Content starts
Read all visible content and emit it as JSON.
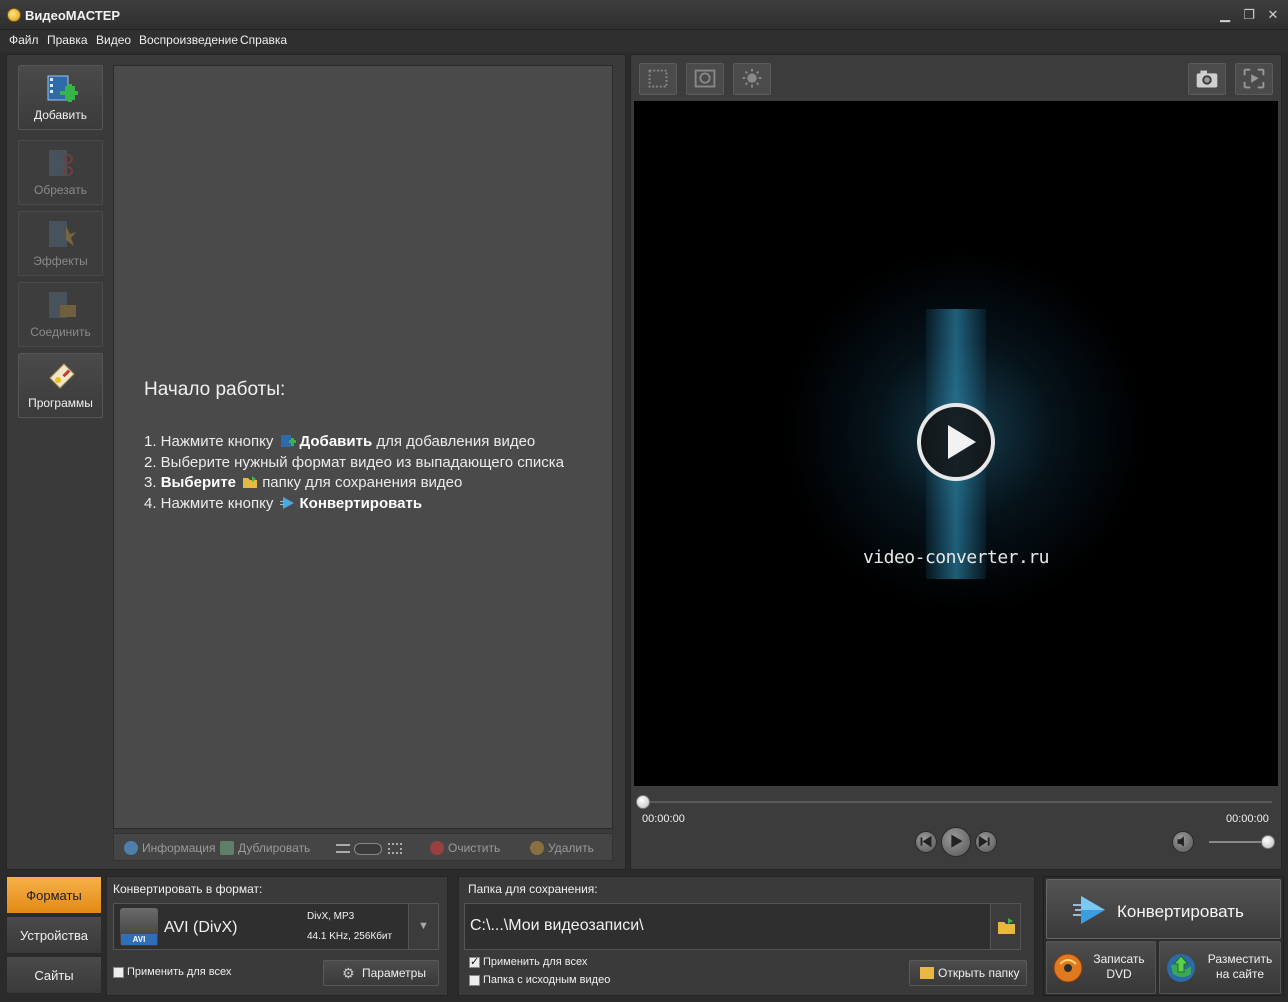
{
  "window": {
    "title": "ВидеоМАСТЕР",
    "min": "▁",
    "restore": "❐",
    "close": "✕"
  },
  "menu": [
    "Файл",
    "Правка",
    "Видео",
    "Воспроизведение",
    "Справка"
  ],
  "tools": [
    {
      "label": "Добавить",
      "enabled": true,
      "icon": "film-add-icon"
    },
    {
      "label": "Обрезать",
      "enabled": false,
      "icon": "scissors-icon"
    },
    {
      "label": "Эффекты",
      "enabled": false,
      "icon": "effects-icon"
    },
    {
      "label": "Соединить",
      "enabled": false,
      "icon": "join-icon"
    },
    {
      "label": "Программы",
      "enabled": true,
      "icon": "programs-icon"
    }
  ],
  "guide": {
    "title": "Начало работы:",
    "step1_pre": "1. Нажмите кнопку",
    "step1_bold": "Добавить",
    "step1_post": "для добавления видео",
    "step2": "2. Выберите нужный формат видео из выпадающего списка",
    "step3_pre": "3.",
    "step3_bold": "Выберите",
    "step3_post": "папку для сохранения видео",
    "step4_pre": "4. Нажмите кнопку",
    "step4_bold": "Конвертировать"
  },
  "listbar": {
    "info": "Информация",
    "duplicate": "Дублировать",
    "clear": "Очистить",
    "delete": "Удалить"
  },
  "preview": {
    "brand": "video-converter.ru",
    "time_start": "00:00:00",
    "time_end": "00:00:00",
    "progress": 0,
    "volume": 1.0
  },
  "tabs": [
    {
      "label": "Форматы",
      "active": true
    },
    {
      "label": "Устройства",
      "active": false
    },
    {
      "label": "Сайты",
      "active": false
    }
  ],
  "format": {
    "header": "Конвертировать в формат:",
    "badge": "AVI",
    "name": "AVI (DivX)",
    "spec1": "DivX, MP3",
    "spec2": "44.1 KHz, 256Кбит",
    "dropdown": "▼",
    "apply_all": "Применить для всех",
    "apply_all_checked": false,
    "params": "Параметры"
  },
  "save": {
    "header": "Папка для сохранения:",
    "path": "C:\\...\\Мои видеозаписи\\",
    "apply_all": "Применить для всех",
    "apply_all_checked": true,
    "source_folder": "Папка с исходным видео",
    "source_folder_checked": false,
    "open_folder": "Открыть папку"
  },
  "actions": {
    "convert": "Конвертировать",
    "dvd_line1": "Записать",
    "dvd_line2": "DVD",
    "upload_line1": "Разместить",
    "upload_line2": "на сайте"
  },
  "colors": {
    "accent": "#f0a030",
    "bg": "#2b2b2b",
    "panel": "#3a3a3a",
    "link_blue": "#2f6fb8"
  }
}
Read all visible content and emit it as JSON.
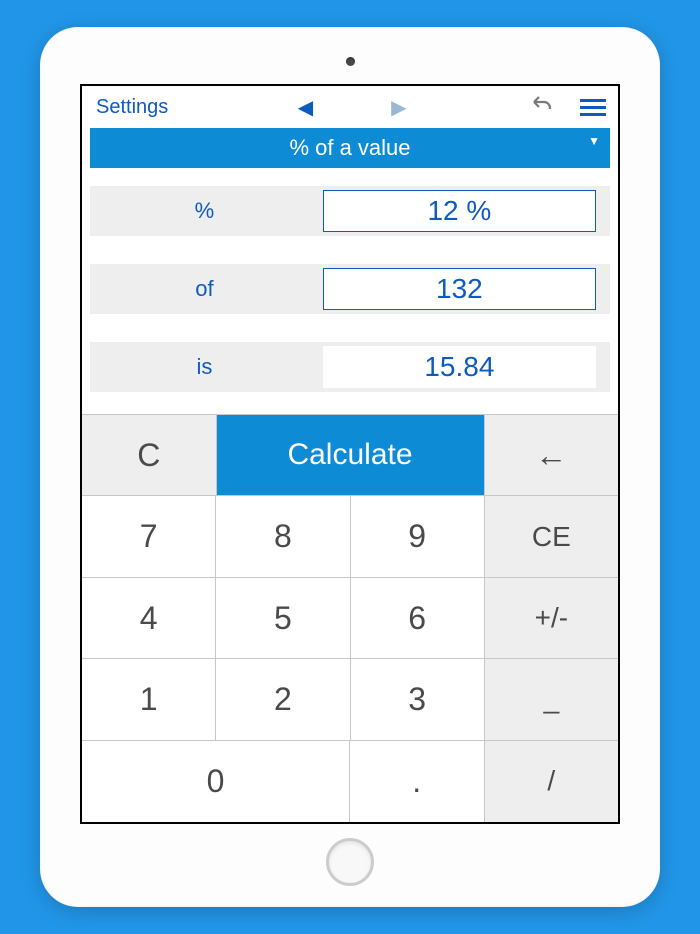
{
  "topbar": {
    "settings": "Settings"
  },
  "mode": {
    "label": "% of a value"
  },
  "rows": {
    "r1": {
      "label": "%",
      "value": "12 %"
    },
    "r2": {
      "label": "of",
      "value": "132"
    },
    "r3": {
      "label": "is",
      "value": "15.84"
    }
  },
  "actions": {
    "clear": "C",
    "calculate": "Calculate",
    "back": "←",
    "ce": "CE",
    "plusminus": "+/-",
    "dash": "_",
    "slash": "/",
    "dot": "."
  },
  "digits": {
    "d0": "0",
    "d1": "1",
    "d2": "2",
    "d3": "3",
    "d4": "4",
    "d5": "5",
    "d6": "6",
    "d7": "7",
    "d8": "8",
    "d9": "9"
  }
}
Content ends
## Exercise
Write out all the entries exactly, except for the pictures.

## Solved exercise
Read all visible content and emit it as JSON.
{
  "window": {
    "title": "ВидеоМАСТЕР",
    "min": "▁",
    "restore": "❐",
    "close": "✕"
  },
  "menu": [
    "Файл",
    "Правка",
    "Видео",
    "Воспроизведение",
    "Справка"
  ],
  "tools": [
    {
      "label": "Добавить",
      "enabled": true,
      "icon": "film-add-icon"
    },
    {
      "label": "Обрезать",
      "enabled": false,
      "icon": "scissors-icon"
    },
    {
      "label": "Эффекты",
      "enabled": false,
      "icon": "effects-icon"
    },
    {
      "label": "Соединить",
      "enabled": false,
      "icon": "join-icon"
    },
    {
      "label": "Программы",
      "enabled": true,
      "icon": "programs-icon"
    }
  ],
  "guide": {
    "title": "Начало работы:",
    "step1_pre": "1. Нажмите кнопку",
    "step1_bold": "Добавить",
    "step1_post": "для добавления видео",
    "step2": "2. Выберите нужный формат видео из выпадающего списка",
    "step3_pre": "3.",
    "step3_bold": "Выберите",
    "step3_post": "папку для сохранения видео",
    "step4_pre": "4. Нажмите кнопку",
    "step4_bold": "Конвертировать"
  },
  "listbar": {
    "info": "Информация",
    "duplicate": "Дублировать",
    "clear": "Очистить",
    "delete": "Удалить"
  },
  "preview": {
    "brand": "video-converter.ru",
    "time_start": "00:00:00",
    "time_end": "00:00:00",
    "progress": 0,
    "volume": 1.0
  },
  "tabs": [
    {
      "label": "Форматы",
      "active": true
    },
    {
      "label": "Устройства",
      "active": false
    },
    {
      "label": "Сайты",
      "active": false
    }
  ],
  "format": {
    "header": "Конвертировать в формат:",
    "badge": "AVI",
    "name": "AVI (DivX)",
    "spec1": "DivX, MP3",
    "spec2": "44.1 KHz, 256Кбит",
    "dropdown": "▼",
    "apply_all": "Применить для всех",
    "apply_all_checked": false,
    "params": "Параметры"
  },
  "save": {
    "header": "Папка для сохранения:",
    "path": "C:\\...\\Мои видеозаписи\\",
    "apply_all": "Применить для всех",
    "apply_all_checked": true,
    "source_folder": "Папка с исходным видео",
    "source_folder_checked": false,
    "open_folder": "Открыть папку"
  },
  "actions": {
    "convert": "Конвертировать",
    "dvd_line1": "Записать",
    "dvd_line2": "DVD",
    "upload_line1": "Разместить",
    "upload_line2": "на сайте"
  },
  "colors": {
    "accent": "#f0a030",
    "bg": "#2b2b2b",
    "panel": "#3a3a3a",
    "link_blue": "#2f6fb8"
  }
}
Read all visible content and emit it as JSON.
{
  "topbar": {
    "settings": "Settings"
  },
  "mode": {
    "label": "% of a value"
  },
  "rows": {
    "r1": {
      "label": "%",
      "value": "12 %"
    },
    "r2": {
      "label": "of",
      "value": "132"
    },
    "r3": {
      "label": "is",
      "value": "15.84"
    }
  },
  "actions": {
    "clear": "C",
    "calculate": "Calculate",
    "back": "←",
    "ce": "CE",
    "plusminus": "+/-",
    "dash": "_",
    "slash": "/",
    "dot": "."
  },
  "digits": {
    "d0": "0",
    "d1": "1",
    "d2": "2",
    "d3": "3",
    "d4": "4",
    "d5": "5",
    "d6": "6",
    "d7": "7",
    "d8": "8",
    "d9": "9"
  }
}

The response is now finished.